It was early evening by the time I arrived and I needed to find my hostel. I grabbed my suitcase and headed towards the town. I eventually bumped into two older English ladies who happened to be looking for the same hostel as I was, although luckily enough they happened to actually know the way. I mention these two ladies because they were really the first people [strangers] to enquire if I was okay in the time I had been travelling thus far. I check into my [female] dorm room and I am greeted by other women around my age. Eventually a few others came into the dorm, but it was never full. People struck up conversation with me and I can honestly say this was the first time I felt human in a while.
In this small moment, I knew I was going to be all-right. With such basic human contact I felt renewed and more confident in myself. My mindset was completely different now, I was finally beginning to enjoy my own company.
After four days traversing Alesund I moved onto Trondheim, where I spent just one day. It was probably the most action packed day of my trip to date, I probably saw more in just one day here than I did in a week in Tórshavn. Plus, my new found confidence and motivation certainly helped.
Somewhat exhausted, I moved onto Östersund, Sweden for the Midsummer celebrations. I originally only planned to stay in northern Sweden for two weeks and move down south, but I ended up staying in the area for around five weeks. Here, I felt like I could finally get the mental and physical rest I truly needed with no rush to do so. Whilst I was here I reignited my love of baking and nature again; thus leading me to discover the joy of foraging. I even learnt how to fish!
I eventually decided that it was time to head back to England [I had an event to attend]. I left Sweden with a heavy heart. I felt like I had unfinished business, as I had not continued down south and headed onto Denmark. I didn’t know what to expect when I got back to England. Would I revert back to how I was? I was heading back into uncertainty.
I flew back to England from Trondheim, Norway [direct flights]. I was awash with emotion when I saw Blighty for the first time in over two months. I had missed her. I had truly missed my homeland. I knew I had changed. This is where I belong.
I settled back into life in England. I easily gained employment once again and eventually even found myself dating, which was certainly unexpected. This eventually grew into a loving, stable relationship.
“You cannot love anyone until you love yourself.”
I suppose it is somewhat of a cliché when people say “travel changes you”, but it is true. It changed me in ways I never imagined. For years I had lived in my own misery but never doing anything to change it. In just over two months, I had grown exponentially. I was no longer a shell of a person. I enjoyed my own company, liked myself as a person and felt confidence I never had before.

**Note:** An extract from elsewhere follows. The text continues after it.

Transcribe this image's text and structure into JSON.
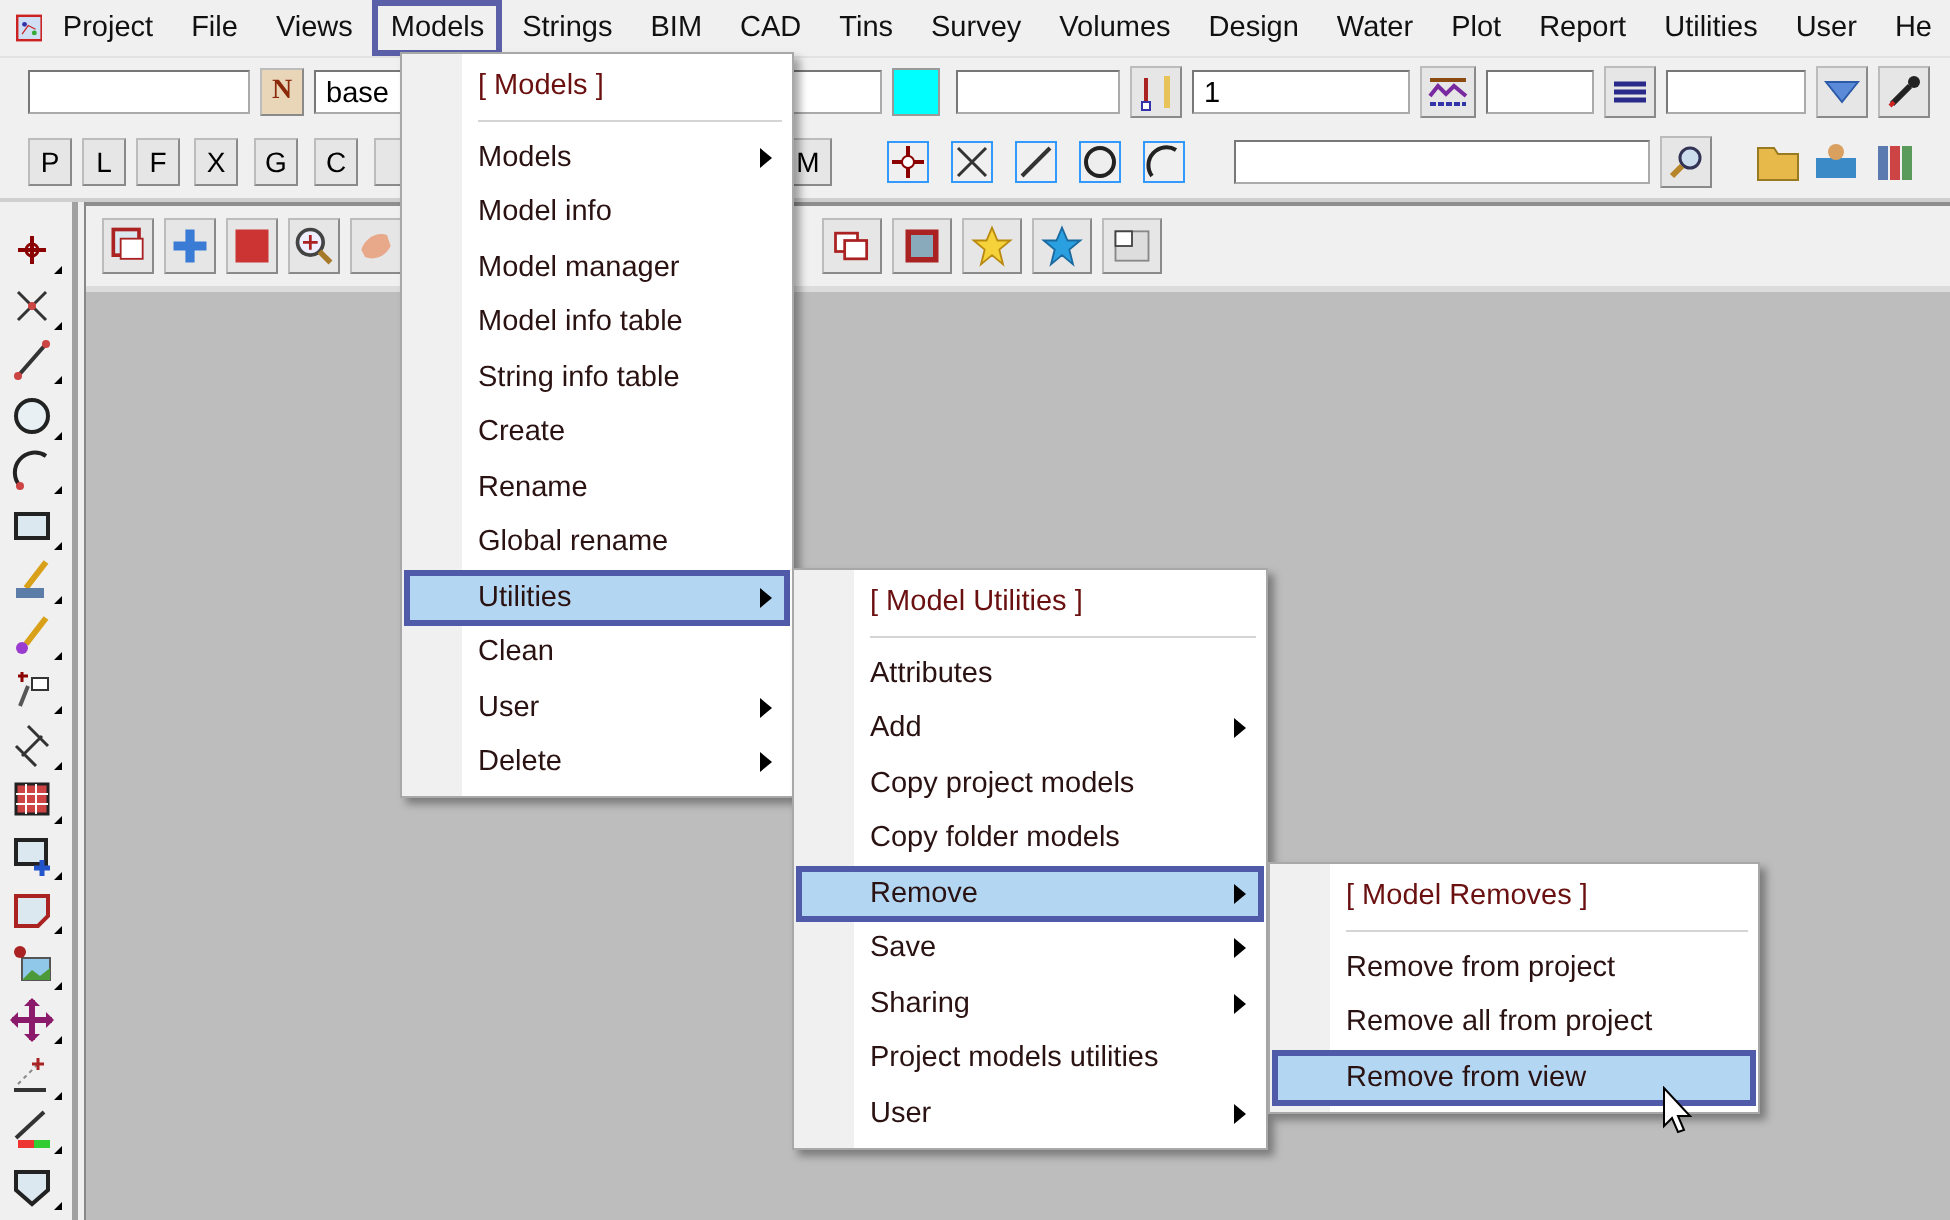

Whilst originally I just wanted to leave the job I hated so much and see some of the world, it actually became a journey to better myself. I pushed myself far out of my comfort zone and came out the other side a lot stronger mentally.
One year on I still feel the positive affects of my travels. I look back on who I was as a person a year ago and I am grateful for this journey, no matter how hard it was at times.